EXERCISE DIRECTIONS – Each line of the listing where "JSON" appears should be reported.
______________________________
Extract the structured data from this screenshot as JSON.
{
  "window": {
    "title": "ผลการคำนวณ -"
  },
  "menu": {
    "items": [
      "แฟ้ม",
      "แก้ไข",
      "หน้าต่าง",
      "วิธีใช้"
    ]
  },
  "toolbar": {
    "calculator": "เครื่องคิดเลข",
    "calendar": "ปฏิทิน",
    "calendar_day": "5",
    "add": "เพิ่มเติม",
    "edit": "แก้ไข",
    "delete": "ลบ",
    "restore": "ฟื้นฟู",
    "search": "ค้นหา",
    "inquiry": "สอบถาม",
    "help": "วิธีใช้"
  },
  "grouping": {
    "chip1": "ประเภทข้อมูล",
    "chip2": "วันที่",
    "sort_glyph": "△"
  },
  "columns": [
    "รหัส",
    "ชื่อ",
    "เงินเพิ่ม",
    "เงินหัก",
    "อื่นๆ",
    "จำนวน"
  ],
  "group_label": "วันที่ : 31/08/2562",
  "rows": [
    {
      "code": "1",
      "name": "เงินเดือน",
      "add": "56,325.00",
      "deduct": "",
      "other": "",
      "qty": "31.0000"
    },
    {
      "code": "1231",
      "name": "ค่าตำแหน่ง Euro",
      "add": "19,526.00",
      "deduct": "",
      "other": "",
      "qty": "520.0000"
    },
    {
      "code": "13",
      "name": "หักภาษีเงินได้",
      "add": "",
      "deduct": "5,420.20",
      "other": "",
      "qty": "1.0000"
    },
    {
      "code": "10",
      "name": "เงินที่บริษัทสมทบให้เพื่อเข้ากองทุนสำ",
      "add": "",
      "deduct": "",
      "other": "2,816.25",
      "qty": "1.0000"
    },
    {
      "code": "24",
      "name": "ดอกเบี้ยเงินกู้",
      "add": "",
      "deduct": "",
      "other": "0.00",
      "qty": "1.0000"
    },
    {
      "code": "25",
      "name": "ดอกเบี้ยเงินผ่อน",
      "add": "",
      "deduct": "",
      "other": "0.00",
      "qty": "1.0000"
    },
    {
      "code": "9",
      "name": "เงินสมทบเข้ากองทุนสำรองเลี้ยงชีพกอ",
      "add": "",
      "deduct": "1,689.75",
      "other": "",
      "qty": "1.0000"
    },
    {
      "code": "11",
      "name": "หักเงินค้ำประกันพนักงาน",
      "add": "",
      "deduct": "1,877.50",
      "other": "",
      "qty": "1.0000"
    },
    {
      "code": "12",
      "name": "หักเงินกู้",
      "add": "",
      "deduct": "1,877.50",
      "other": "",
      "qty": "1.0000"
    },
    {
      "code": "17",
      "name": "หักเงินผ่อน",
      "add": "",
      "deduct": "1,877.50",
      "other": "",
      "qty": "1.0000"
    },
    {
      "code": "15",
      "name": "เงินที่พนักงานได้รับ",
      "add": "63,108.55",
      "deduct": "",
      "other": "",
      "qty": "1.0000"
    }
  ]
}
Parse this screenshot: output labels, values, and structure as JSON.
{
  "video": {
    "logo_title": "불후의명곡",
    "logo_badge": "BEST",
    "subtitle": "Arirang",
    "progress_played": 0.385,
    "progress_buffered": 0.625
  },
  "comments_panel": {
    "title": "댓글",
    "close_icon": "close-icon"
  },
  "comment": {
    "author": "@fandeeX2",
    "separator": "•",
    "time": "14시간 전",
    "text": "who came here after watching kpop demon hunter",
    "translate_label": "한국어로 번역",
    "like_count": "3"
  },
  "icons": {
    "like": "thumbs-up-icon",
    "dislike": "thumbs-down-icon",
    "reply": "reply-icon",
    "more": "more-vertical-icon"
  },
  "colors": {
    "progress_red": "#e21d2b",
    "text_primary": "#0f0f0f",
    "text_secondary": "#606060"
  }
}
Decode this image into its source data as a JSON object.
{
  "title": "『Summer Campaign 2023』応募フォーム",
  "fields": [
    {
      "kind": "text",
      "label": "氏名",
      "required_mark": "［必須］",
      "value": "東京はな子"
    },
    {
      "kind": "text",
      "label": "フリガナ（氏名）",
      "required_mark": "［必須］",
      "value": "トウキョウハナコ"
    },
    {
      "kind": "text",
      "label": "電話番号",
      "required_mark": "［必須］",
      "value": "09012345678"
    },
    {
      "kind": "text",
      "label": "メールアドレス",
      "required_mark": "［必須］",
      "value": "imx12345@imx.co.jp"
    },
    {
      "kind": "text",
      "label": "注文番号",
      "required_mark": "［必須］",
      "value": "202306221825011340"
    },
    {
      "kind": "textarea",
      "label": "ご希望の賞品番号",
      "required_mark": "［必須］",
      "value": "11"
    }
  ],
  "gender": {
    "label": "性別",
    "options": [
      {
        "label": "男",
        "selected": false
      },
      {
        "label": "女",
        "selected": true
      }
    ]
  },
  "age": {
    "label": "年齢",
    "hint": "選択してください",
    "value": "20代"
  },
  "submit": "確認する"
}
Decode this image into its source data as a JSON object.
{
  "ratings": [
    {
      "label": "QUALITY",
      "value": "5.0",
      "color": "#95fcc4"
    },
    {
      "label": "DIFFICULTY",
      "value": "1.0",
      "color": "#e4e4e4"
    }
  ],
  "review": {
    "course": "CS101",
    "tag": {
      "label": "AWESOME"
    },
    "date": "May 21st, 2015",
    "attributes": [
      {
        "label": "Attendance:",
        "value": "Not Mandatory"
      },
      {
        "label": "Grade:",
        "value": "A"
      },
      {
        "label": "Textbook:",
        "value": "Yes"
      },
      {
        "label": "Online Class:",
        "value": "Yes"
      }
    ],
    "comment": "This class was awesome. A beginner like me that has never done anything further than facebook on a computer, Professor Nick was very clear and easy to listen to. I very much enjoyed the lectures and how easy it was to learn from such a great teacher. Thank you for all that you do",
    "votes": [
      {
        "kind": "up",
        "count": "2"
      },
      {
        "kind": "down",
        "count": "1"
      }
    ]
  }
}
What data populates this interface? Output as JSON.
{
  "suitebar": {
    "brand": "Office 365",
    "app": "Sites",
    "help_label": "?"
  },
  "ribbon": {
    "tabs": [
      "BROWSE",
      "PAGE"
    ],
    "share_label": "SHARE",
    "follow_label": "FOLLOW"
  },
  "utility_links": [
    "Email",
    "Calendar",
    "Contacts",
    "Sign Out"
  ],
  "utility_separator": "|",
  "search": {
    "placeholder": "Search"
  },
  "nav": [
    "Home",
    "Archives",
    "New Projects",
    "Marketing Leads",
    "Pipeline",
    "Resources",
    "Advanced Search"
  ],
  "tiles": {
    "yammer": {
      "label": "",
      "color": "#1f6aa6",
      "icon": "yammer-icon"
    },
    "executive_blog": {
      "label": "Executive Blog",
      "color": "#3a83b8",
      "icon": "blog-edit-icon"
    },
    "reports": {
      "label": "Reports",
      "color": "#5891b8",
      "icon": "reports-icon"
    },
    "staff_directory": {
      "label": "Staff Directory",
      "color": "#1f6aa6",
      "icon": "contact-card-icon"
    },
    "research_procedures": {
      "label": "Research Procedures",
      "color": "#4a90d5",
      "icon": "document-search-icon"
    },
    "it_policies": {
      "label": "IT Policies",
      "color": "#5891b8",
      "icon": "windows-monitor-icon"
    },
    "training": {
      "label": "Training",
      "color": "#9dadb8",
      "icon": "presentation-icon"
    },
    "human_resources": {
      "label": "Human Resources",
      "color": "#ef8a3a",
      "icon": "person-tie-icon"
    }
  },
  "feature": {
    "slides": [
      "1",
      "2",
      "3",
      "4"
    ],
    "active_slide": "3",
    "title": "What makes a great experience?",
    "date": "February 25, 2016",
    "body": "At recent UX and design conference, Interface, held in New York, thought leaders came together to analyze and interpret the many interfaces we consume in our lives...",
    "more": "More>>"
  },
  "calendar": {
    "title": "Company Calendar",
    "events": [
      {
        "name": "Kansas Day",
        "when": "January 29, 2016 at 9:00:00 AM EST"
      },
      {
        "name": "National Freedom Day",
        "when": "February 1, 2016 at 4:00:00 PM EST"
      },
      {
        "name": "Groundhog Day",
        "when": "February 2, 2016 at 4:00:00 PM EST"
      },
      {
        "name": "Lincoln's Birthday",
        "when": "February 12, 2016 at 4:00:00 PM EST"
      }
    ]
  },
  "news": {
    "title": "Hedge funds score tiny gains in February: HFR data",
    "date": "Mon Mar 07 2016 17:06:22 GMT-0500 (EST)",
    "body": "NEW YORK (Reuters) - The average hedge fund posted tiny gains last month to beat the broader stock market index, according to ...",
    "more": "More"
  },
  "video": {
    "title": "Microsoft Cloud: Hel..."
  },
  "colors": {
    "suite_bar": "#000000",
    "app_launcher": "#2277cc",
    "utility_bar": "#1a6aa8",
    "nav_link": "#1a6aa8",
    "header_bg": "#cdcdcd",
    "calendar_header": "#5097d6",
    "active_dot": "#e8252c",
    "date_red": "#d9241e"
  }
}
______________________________
COMPLETED EXERCISE –
Extract the structured data from this screenshot as JSON.
Parse this screenshot: output labels, values, and structure as JSON.
Decode this image into its source data as a JSON object.
Decode this image into its source data as a JSON object.
What data populates this interface? Output as JSON.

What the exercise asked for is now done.